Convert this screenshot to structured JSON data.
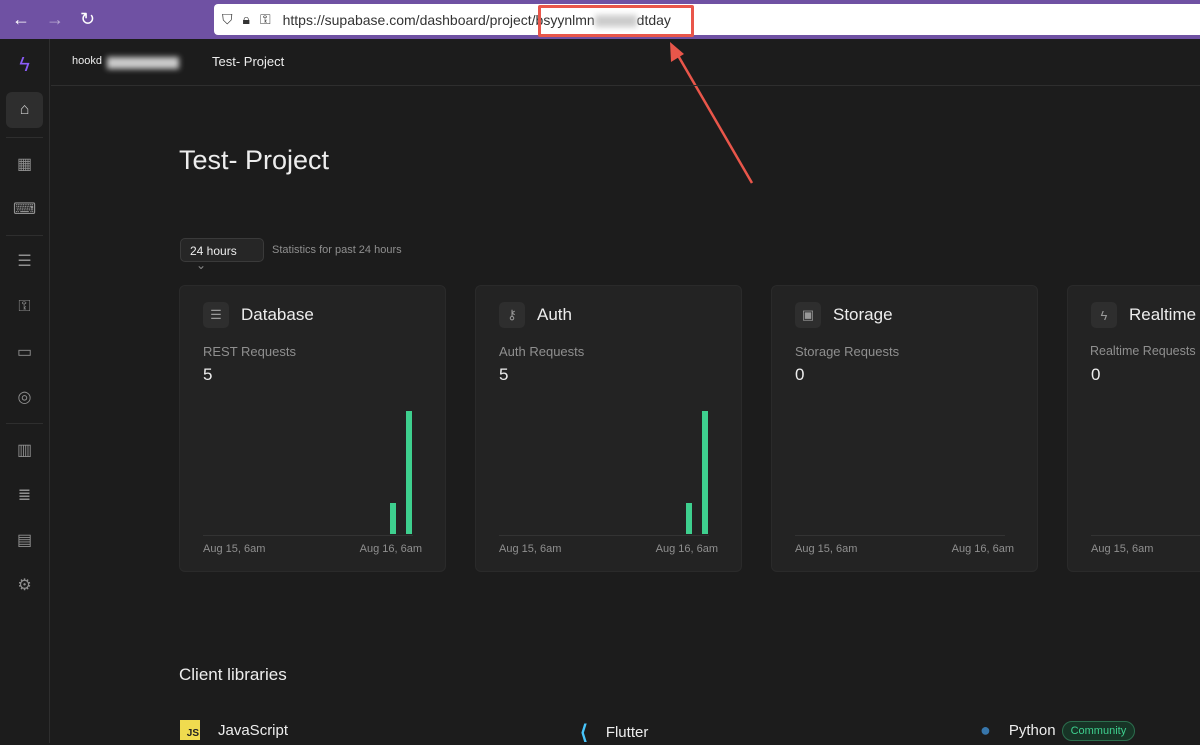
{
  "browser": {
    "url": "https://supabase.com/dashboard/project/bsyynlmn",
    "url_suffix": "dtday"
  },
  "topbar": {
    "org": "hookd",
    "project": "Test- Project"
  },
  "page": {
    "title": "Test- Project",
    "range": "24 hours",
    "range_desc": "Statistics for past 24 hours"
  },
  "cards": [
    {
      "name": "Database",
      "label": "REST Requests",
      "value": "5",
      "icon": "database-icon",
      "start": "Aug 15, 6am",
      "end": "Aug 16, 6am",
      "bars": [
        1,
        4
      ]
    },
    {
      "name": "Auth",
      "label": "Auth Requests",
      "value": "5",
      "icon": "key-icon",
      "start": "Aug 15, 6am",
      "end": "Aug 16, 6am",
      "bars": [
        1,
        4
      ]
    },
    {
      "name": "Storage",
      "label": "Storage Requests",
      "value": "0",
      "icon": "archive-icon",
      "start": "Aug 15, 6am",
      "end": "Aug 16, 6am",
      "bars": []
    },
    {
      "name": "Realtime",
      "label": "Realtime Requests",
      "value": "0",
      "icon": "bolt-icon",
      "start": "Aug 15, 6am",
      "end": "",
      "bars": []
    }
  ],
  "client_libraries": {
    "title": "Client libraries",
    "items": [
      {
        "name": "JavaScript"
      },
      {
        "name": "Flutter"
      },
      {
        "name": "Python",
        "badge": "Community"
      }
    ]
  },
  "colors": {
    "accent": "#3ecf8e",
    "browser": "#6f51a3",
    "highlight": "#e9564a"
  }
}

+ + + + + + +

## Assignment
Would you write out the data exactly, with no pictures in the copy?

## Written reply
Convert this screenshot to structured JSON data.
{
  "browser": {
    "url": "https://supabase.com/dashboard/project/bsyynlmn",
    "url_suffix": "dtday"
  },
  "topbar": {
    "org": "hookd",
    "project": "Test- Project"
  },
  "page": {
    "title": "Test- Project",
    "range": "24 hours",
    "range_desc": "Statistics for past 24 hours"
  },
  "cards": [
    {
      "name": "Database",
      "label": "REST Requests",
      "value": "5",
      "icon": "database-icon",
      "start": "Aug 15, 6am",
      "end": "Aug 16, 6am",
      "bars": [
        1,
        4
      ]
    },
    {
      "name": "Auth",
      "label": "Auth Requests",
      "value": "5",
      "icon": "key-icon",
      "start": "Aug 15, 6am",
      "end": "Aug 16, 6am",
      "bars": [
        1,
        4
      ]
    },
    {
      "name": "Storage",
      "label": "Storage Requests",
      "value": "0",
      "icon": "archive-icon",
      "start": "Aug 15, 6am",
      "end": "Aug 16, 6am",
      "bars": []
    },
    {
      "name": "Realtime",
      "label": "Realtime Requests",
      "value": "0",
      "icon": "bolt-icon",
      "start": "Aug 15, 6am",
      "end": "",
      "bars": []
    }
  ],
  "client_libraries": {
    "title": "Client libraries",
    "items": [
      {
        "name": "JavaScript"
      },
      {
        "name": "Flutter"
      },
      {
        "name": "Python",
        "badge": "Community"
      }
    ]
  },
  "colors": {
    "accent": "#3ecf8e",
    "browser": "#6f51a3",
    "highlight": "#e9564a"
  }
}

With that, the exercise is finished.